Gerry Hassan says
I adore the Carpenters original recordings. They have class, soul and a beautiful fragility. This release has none of these qualities.
Lets deal with the attempt to deflect criticism: if you don’t like it don’t buy it. It is a ridiculous argument – given that we are all allowed to have opinions beyond our purchasing power. But lets look more at the damage done.
First, it detracts from a serious artist’s cachet and creditability; the milking of the Carpenters thirty-five years after Karen died.
Second, the element of artistic input and control in these releases is always at minimum questionable. Richard Carpenter was involved in this, but the Carpenters don’t exist.
Third, this really is brazen cash cowism by a record industry which knows it is on borrowed time, churning out releases to sell to baby boomers who seem content to continually relive their past.
Fourth, there is a place for reissues and remasters – but popular music cannot be about the past – otherwise it eventually runs out of pasts to recycle.
So yes buy this and enjoy it if you must. But don’t say it does not matter.
Dittos on your comments Gerry, especially "paragraphs" 3 & 5. I was thrilled to learn back in August that RC would be working on this with the RPO, and that it would be released in Dec./2018. At first, I thought I would have to order it, but I was able to purchase the last copy (CD) at our local Barnes & Noble bookstore.
I think I've listened to it 4-5 times, and each time I've picked up some new/different nuances. As usual, Richard is masterful with the added instruments and orchestration; mostly at the beginning and ends of his selections. I'm not sure that Karen would approve, and in some cases I still think that "less is more" when comparing the original recordings to this recording with the RPO. Just pull up "For All We Know", when The Carpenters performed this on The Andy Williams Show on 02/13/1971. Just spectacular!!
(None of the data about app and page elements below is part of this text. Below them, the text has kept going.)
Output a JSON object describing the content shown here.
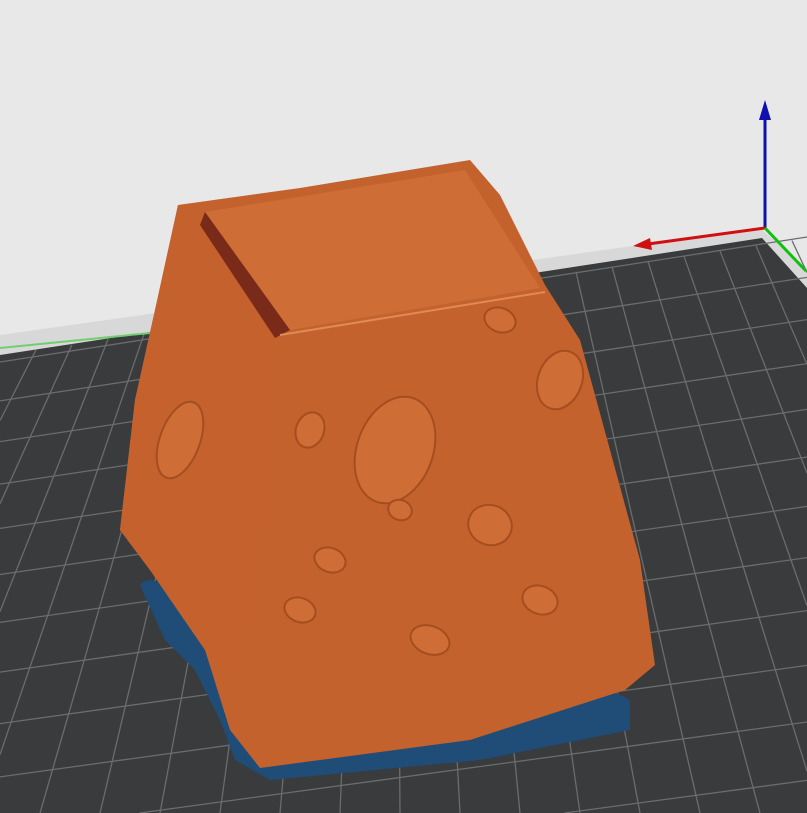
{
  "viewport": {
    "background_color": "#e8e8e8",
    "bed_color": "#393b3c",
    "bed_grid_color": "#6a6c6e",
    "bed_edge_color": "#d8d8d8",
    "model_color": "#c4622d",
    "model_shadow_color": "#a44e20",
    "model_inner_color": "#cf6d36",
    "skirt_color": "#1f4d78",
    "axis_x_color": "#d01010",
    "axis_y_color": "#10c010",
    "axis_z_color": "#1010b0"
  }
}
I am beginning to wonder if this slew of 'Band X, plus the Philharmonic Orchestra' is part of a copyright renewal jag? We've had Roy Orbinson, Buddy Holly, Elvis, Aretha Franklin, The Beach Boys,